Key points:
  • Usually, reasonable requests made before the work is due (NOT retrospectively) will be granted.
  • Proof may be required of the reason for the request (e.g. a medical certificate). This can be done through Student Health and Counselling Services [1]
  • Extensions can only be granted by the course coordinator.
[1] https://www.auckland.ac.nz/en/on-campus/student-support/personal-support/student-health-counselling.html

Learning Continuity

In the event of an unexpected disruption, we undertake to maintain the continuity and standard of teaching and learning in all your courses throughout the year. If there are unexpected disruptions the University has contingency plans to ensure that access to your course continues and course assessment continues to meet the principles of the University’s assessment policy. Some adjustments may need to be made in emergencies. You will be kept fully informed by your course co-ordinator/director, and if disruption occurs you should refer to the university website for information about how to proceed.

The delivery mode may change depending on COVID restrictions. Any changes will be communicated through Canvas.

The delivery mode may change depending on COVID restrictions. Any changes will be communicated through Canvas.

Student Charter and Responsibilities

The Student Charter assumes and acknowledges that students are active participants in the learning process and that they have responsibilities to the institution and the international community of scholars.
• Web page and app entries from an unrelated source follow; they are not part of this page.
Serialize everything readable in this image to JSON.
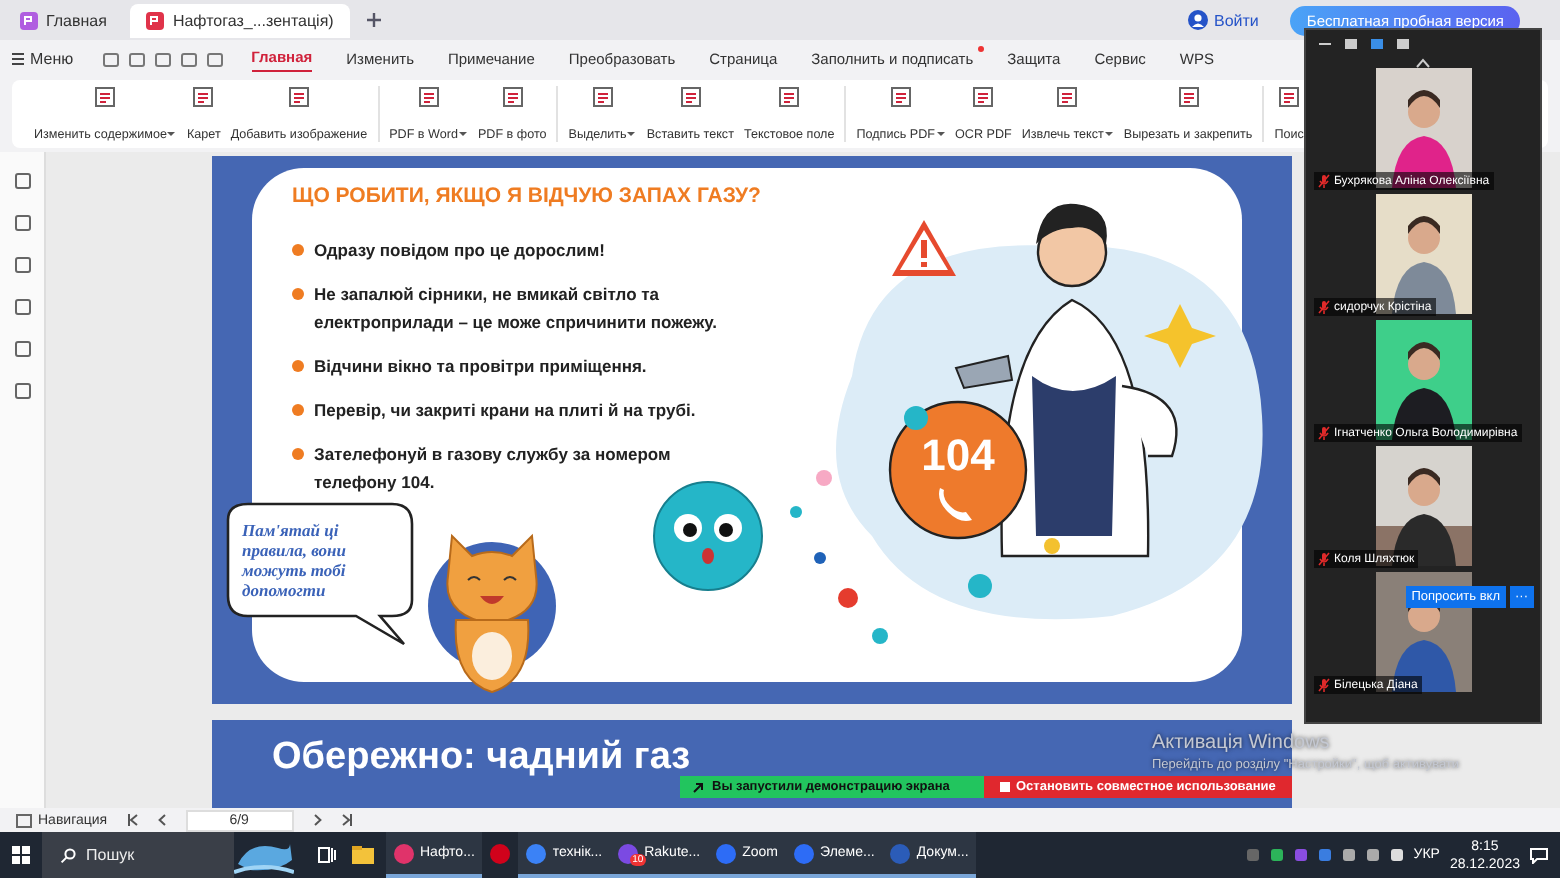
{
  "browser_tabs": [
    {
      "label": "Главная",
      "selected": false
    },
    {
      "label": "Нафтогаз_...зентація)",
      "selected": true
    }
  ],
  "account": {
    "login": "Войти",
    "trial_button": "Бесплатная пробная версия"
  },
  "menu_button": "Меню",
  "ribbon_tabs": [
    {
      "label": "Главная",
      "selected": true,
      "badge": false
    },
    {
      "label": "Изменить",
      "selected": false,
      "badge": false
    },
    {
      "label": "Примечание",
      "selected": false,
      "badge": false
    },
    {
      "label": "Преобразовать",
      "selected": false,
      "badge": false
    },
    {
      "label": "Страница",
      "selected": false,
      "badge": false
    },
    {
      "label": "Заполнить и подписать",
      "selected": false,
      "badge": true
    },
    {
      "label": "Защита",
      "selected": false,
      "badge": false
    },
    {
      "label": "Сервис",
      "selected": false,
      "badge": false
    },
    {
      "label": "WPS",
      "selected": false,
      "badge": false
    }
  ],
  "tool_groups": [
    [
      {
        "label": "Изменить содержимое",
        "dropdown": true
      },
      {
        "label": "Карет",
        "dropdown": false
      },
      {
        "label": "Добавить изображение",
        "dropdown": false
      }
    ],
    [
      {
        "label": "PDF в Word",
        "dropdown": true
      },
      {
        "label": "PDF в фото",
        "dropdown": false
      }
    ],
    [
      {
        "label": "Выделить",
        "dropdown": true
      },
      {
        "label": "Вставить текст",
        "dropdown": false
      },
      {
        "label": "Текстовое поле",
        "dropdown": false
      }
    ],
    [
      {
        "label": "Подпись PDF",
        "dropdown": true
      },
      {
        "label": "OCR PDF",
        "dropdown": false
      },
      {
        "label": "Извлечь текст",
        "dropdown": true
      },
      {
        "label": "Вырезать и закрепить",
        "dropdown": false
      }
    ],
    [
      {
        "label": "Поис",
        "dropdown": false
      }
    ]
  ],
  "slide": {
    "title": "ЩО РОБИТИ, ЯКЩО Я ВІДЧУЮ ЗАПАХ ГАЗУ?",
    "bullets": [
      "Одразу повідом про це дорослим!",
      "Не запалюй сірники, не вмикай світло та електроприлади – це може спричинити пожежу.",
      "Відчини вікно та провітри приміщення.",
      "Перевір, чи закриті крани на плиті й на трубі.",
      "Зателефонуй в газову службу за номером телефону 104."
    ],
    "speech_bubble": "Пам'ятай ці правила, вони можуть тобі допомогти",
    "phone_number": "104"
  },
  "next_slide": {
    "title": "Обережно: чадний газ"
  },
  "share_bar": {
    "status": "Вы запустили демонстрацию экрана",
    "stop_button": "Остановить совместное использование"
  },
  "activation_notice": {
    "title": "Активація Windows",
    "text": "Перейдіть до розділу \"Настройки\", щоб активувати"
  },
  "status_bar": {
    "navigation": "Навигация",
    "page_field": "6/9"
  },
  "video_panel": {
    "participants": [
      {
        "name": "Бухрякова Аліна Олексіївна",
        "muted": true
      },
      {
        "name": "сидорчук Крістіна",
        "muted": true
      },
      {
        "name": "Ігнатченко Ольга Володимирівна",
        "muted": true
      },
      {
        "name": "Коля Шляхтюк",
        "muted": true
      },
      {
        "name": "Білецька Діана",
        "muted": true
      }
    ],
    "ask_button": "Попросить вкл",
    "more_button": "···"
  },
  "taskbar": {
    "search_placeholder": "Пошук",
    "apps": [
      {
        "label": "Нафто...",
        "active": true
      },
      {
        "active": false
      },
      {
        "label": "технік...",
        "active": true
      },
      {
        "label": "Rakute...",
        "active": true,
        "badge": "10"
      },
      {
        "label": "Zoom",
        "active": true
      },
      {
        "label": "Элеме...",
        "active": true
      },
      {
        "label": "Докум...",
        "active": true
      }
    ],
    "language": "УКР",
    "time": "8:15",
    "date": "28.12.2023"
  }
}
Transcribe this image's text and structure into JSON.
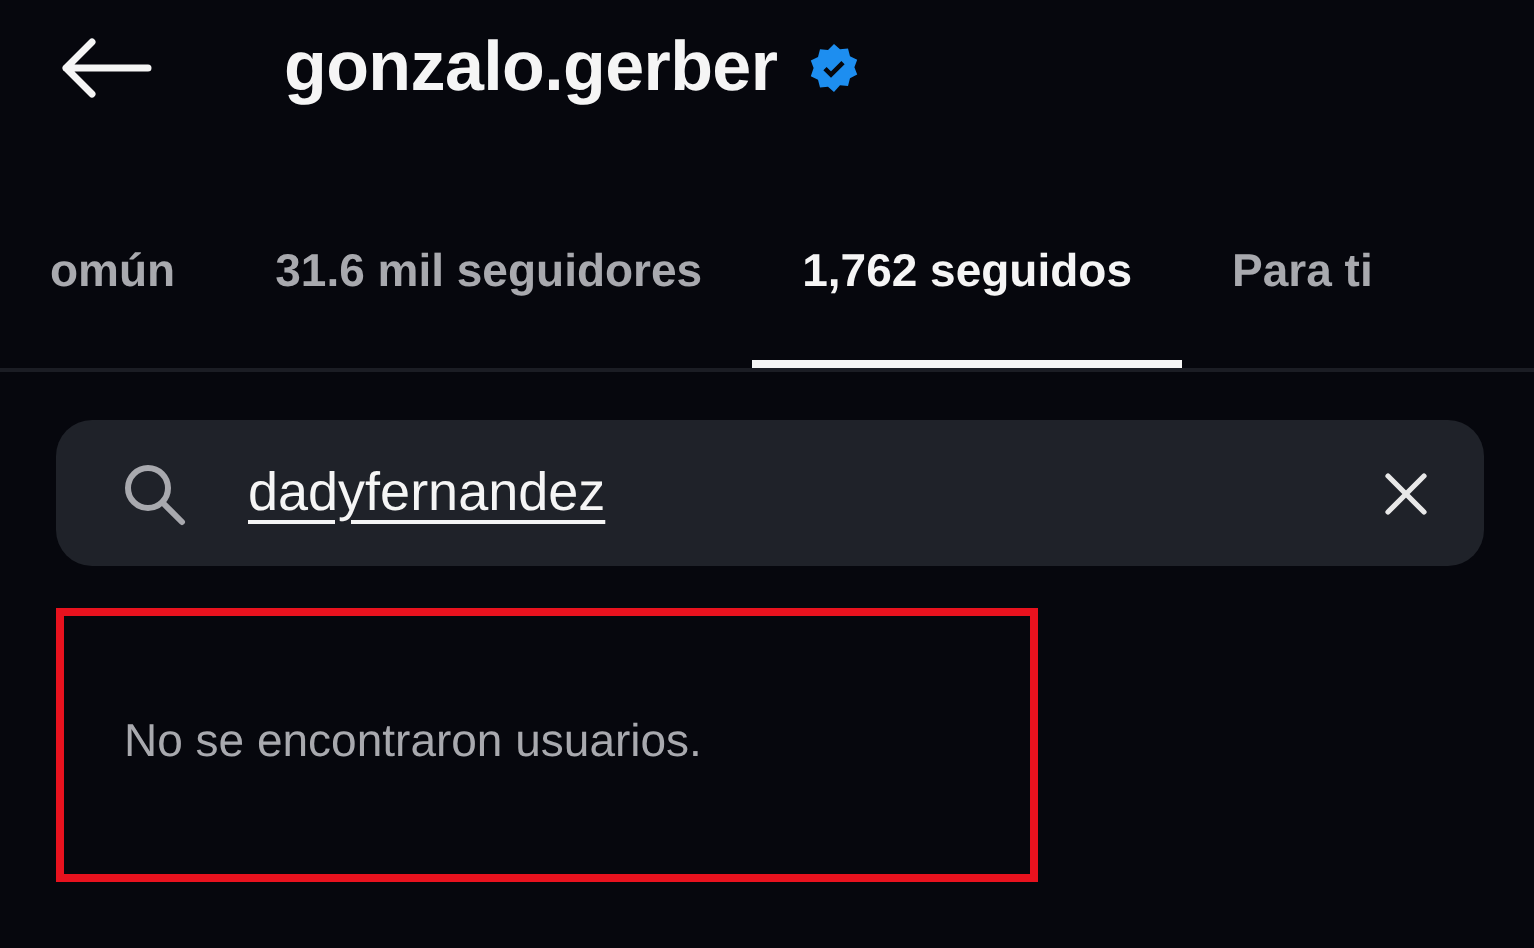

The University expects that students will act at all times in a way that demonstrates respect for the rights of other students and staff so that the learning environment is both safe and productive. For further information visit Student Charter https://www.auckland.ac.nz/en/students/forms-policies-and-guidelines/student-policies-and-guidelines/student-charter.html.


Elements of this outline may be subject to change. The latest information about the course will be available for enrolled students in Canvas.

In this course students may be asked to submit coursework assessments digitally. The University reserves the right to conduct scheduled tests and examinations for this course online or through the use of computers or other electronic devices. Where tests or examinations are conducted online remote invigilation arrangements may be used. In exceptional circumstances changes to elements of this course may be necessary at short notice. Students enrolled in this course will be informed of any such changes and the reasons for them, as soon as possible, through Canvas.

Published on 09/11/2021 10:35 a.m.